Undaunted by a steep hillside below the house, horsetails and patchy grass, the Soods wanted a garden filled with birds and butterflies. Borroff went to work blowing in amendments to improve the soil, and planting layers of blueberries, roses, elderberry and native flowering currants. He traveled to India with the Soods to understand their inspirations and to help pick out garden art and structures.
- Students seeking sugar daddies for tuition, rent
- Purple Heart plant bed vandalized days before Memorial Day
- Refusal in Bernie Sandersland to accept reality is really unreal
- Central District’s shrinking black community wonders what’s next
- All’s still not smooth for Uber after its bumpy ride to Sea-Tac Airport
Most Read Stories

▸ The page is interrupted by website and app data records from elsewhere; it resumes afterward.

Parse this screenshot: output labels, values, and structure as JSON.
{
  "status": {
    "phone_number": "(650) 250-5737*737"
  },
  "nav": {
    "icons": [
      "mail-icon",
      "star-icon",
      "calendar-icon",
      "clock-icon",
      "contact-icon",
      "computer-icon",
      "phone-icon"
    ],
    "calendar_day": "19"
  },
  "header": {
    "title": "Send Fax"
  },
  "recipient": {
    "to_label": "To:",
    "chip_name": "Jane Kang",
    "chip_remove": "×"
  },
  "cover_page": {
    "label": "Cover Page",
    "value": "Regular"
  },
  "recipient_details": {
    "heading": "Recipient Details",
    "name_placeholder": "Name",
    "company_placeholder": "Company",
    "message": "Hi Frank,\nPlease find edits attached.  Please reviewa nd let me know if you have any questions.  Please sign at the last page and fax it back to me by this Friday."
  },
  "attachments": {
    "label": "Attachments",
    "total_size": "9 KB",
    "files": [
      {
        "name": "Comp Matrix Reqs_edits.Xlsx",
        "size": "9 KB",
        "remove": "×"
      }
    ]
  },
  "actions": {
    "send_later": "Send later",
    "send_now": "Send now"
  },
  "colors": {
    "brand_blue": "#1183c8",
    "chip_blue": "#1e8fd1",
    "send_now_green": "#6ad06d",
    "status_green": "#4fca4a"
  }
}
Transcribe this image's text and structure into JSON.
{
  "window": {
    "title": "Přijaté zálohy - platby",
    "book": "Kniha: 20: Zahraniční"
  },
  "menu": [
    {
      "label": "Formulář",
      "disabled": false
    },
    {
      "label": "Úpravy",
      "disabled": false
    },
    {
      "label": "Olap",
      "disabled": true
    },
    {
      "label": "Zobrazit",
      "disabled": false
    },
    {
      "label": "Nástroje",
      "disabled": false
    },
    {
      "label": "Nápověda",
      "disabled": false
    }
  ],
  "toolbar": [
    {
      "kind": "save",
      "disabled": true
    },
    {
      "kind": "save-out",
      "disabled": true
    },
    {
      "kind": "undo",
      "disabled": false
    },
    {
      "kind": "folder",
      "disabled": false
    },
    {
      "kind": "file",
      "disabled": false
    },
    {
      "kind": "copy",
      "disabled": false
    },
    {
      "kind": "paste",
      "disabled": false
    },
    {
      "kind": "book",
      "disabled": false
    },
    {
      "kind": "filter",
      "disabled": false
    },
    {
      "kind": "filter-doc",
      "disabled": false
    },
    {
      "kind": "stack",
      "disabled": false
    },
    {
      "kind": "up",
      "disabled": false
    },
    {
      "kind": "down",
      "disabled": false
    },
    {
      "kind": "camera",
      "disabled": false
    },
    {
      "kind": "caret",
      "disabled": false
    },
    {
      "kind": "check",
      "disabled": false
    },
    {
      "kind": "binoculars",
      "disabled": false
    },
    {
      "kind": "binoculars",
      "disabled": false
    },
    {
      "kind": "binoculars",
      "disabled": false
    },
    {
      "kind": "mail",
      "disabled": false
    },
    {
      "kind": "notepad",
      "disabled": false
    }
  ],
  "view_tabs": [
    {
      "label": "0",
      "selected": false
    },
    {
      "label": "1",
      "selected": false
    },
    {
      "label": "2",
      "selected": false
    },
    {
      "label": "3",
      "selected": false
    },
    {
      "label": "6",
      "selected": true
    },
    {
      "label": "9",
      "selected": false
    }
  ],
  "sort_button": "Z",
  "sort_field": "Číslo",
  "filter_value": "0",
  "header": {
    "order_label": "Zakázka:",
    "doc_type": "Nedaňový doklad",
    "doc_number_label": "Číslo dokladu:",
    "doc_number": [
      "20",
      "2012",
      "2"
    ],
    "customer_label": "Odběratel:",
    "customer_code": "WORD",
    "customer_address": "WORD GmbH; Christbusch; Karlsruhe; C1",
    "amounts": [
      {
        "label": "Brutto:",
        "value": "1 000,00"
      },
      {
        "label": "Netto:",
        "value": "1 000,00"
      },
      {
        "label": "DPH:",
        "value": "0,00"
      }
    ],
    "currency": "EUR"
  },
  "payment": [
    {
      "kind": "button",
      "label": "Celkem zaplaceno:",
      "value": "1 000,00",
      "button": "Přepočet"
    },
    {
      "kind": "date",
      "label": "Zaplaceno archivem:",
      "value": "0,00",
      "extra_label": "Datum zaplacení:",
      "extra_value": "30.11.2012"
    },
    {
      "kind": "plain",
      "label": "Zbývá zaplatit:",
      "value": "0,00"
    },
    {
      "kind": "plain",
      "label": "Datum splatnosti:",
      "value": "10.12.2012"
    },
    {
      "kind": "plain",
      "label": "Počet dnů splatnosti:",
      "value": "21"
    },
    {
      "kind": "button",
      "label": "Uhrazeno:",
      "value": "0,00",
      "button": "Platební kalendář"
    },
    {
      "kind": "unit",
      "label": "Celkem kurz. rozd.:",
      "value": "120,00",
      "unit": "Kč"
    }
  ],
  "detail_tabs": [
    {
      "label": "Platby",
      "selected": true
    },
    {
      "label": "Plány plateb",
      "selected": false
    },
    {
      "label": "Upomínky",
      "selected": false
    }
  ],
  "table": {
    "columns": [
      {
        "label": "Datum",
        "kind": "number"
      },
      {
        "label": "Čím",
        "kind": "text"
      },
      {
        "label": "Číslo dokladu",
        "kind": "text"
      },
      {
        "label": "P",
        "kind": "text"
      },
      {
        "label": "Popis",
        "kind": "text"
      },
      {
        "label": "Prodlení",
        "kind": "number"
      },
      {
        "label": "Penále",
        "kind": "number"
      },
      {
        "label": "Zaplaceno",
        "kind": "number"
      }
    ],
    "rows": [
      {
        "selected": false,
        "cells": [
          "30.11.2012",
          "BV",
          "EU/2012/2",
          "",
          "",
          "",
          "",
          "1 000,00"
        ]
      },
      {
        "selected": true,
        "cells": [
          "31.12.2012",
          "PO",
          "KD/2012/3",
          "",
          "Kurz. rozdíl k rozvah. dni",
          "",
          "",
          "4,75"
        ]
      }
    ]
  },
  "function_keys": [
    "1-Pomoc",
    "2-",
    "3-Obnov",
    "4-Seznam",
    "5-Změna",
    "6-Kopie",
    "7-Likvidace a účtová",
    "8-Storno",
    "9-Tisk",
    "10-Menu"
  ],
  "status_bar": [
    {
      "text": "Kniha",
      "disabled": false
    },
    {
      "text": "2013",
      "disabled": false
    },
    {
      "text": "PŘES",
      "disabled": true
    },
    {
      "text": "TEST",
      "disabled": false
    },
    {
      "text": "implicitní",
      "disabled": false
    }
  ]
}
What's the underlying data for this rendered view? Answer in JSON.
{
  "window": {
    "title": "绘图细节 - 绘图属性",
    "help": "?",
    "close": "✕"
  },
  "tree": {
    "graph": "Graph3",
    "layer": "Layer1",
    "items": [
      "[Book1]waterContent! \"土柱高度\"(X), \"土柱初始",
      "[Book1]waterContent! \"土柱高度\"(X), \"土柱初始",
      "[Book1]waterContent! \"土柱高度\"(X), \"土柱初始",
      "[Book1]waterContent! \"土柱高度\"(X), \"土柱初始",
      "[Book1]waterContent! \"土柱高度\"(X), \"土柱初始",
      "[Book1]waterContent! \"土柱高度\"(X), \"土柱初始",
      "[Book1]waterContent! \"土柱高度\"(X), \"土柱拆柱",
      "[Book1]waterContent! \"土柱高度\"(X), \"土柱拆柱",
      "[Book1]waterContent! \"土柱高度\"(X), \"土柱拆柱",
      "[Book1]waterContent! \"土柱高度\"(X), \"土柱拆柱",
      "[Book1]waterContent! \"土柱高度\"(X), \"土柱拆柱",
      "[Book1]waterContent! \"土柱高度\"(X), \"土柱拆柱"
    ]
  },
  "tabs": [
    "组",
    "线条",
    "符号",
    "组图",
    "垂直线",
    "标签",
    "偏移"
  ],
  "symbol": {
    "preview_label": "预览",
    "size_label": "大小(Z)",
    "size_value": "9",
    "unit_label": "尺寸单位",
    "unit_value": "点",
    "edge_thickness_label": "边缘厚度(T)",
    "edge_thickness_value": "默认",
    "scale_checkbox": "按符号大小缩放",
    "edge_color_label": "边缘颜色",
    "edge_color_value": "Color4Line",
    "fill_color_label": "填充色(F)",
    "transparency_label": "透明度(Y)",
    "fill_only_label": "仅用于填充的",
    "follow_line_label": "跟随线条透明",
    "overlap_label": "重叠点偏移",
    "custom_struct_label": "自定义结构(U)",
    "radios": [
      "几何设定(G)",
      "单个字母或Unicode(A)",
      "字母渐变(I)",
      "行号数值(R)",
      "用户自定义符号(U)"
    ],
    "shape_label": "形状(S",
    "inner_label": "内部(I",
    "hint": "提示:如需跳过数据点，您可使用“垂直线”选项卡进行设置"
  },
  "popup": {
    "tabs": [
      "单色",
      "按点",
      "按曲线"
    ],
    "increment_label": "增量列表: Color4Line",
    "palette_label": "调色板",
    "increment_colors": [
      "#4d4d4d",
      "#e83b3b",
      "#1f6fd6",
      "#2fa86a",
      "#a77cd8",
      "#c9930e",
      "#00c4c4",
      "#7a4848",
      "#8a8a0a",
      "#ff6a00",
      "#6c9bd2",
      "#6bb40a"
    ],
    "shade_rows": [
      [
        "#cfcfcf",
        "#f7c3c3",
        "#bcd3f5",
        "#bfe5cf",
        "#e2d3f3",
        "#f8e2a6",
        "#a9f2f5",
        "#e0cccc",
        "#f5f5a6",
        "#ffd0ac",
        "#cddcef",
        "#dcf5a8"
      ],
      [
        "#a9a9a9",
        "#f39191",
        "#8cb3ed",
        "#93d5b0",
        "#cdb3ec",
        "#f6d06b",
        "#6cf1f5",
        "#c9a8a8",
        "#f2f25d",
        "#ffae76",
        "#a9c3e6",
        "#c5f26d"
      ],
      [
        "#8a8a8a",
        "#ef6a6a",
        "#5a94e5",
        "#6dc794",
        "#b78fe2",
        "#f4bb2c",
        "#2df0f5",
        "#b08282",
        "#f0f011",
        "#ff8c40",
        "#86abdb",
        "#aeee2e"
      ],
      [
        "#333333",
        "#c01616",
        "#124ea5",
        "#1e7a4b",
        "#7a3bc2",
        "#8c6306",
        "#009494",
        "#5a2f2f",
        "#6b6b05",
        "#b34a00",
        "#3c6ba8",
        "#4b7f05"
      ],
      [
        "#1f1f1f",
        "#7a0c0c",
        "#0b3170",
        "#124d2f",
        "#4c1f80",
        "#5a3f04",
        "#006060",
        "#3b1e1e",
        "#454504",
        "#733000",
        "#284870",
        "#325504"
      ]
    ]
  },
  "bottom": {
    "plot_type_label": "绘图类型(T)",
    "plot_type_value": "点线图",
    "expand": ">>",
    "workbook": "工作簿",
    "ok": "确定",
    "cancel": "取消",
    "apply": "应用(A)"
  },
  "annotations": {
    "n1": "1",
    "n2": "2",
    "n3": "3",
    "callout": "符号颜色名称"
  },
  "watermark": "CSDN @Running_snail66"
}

Up close to the house, Borroff kept the garden more formal and the palette subdued so it wouldn’t compete with the view from the windows and the deck. But farther down the path, the garden grows wilder and more brilliantly colored. Masses of hot red Crocosmia ‘Lucifer’ and orange Euphorbia griffithii ‘Fireglow’ contrast with all the shades of green and bronze foliage. A little teahouse from Thailand gives a reason to pause along the path, a griffin urn overflows with sedum, and all are planted thickly enough to discourage weeds from even thinking about trying to gain a foothold.
“We put in at least 50 trees, if not 60,” says Borroff, adding that a woodland requires lower maintenance than most types of gardens. Groupings of pink and white flowering dogwoods, cut-leaf Italian alders and sourwoods (Oxydendrum arboreum) clothe the slope in leaves, bloom and color through the seasons.
The hillside plantings were finished first; then the teak pavilion imported to finish the garden. It arrived in big, wooden containers, was carefully assembled, transported down the hillside by cart and placed to face the morning sun.
Even though the structure is just a short stroll down the hill, when you step into the lattice-roofed pavilion it feels a world apart from the house above. Marigolds float in water-filled bowls, birdsong fills the air, clouds drift overhead. Peonies, columbines and hardy geraniums lap at the edges of the bluestone flooring. A boulder is engraved with the Gayatri Mantra (an ancient and revered Vedic Sanskrit verse from the Rig Veda) that Rekha remembers her mother chanting when she was a little girl. Family and friends gather in the pavilion in the evening to enjoy the view and share stories.
“The pavilion is so welcoming,” says Rekha, “and this is so much more than a garden.”
Valerie Easton is a Seattle freelance writer and author of “petal & twig.” Check out her blog at www.valeaston.com. Mike Siegel is a Seattle Times staff photographer.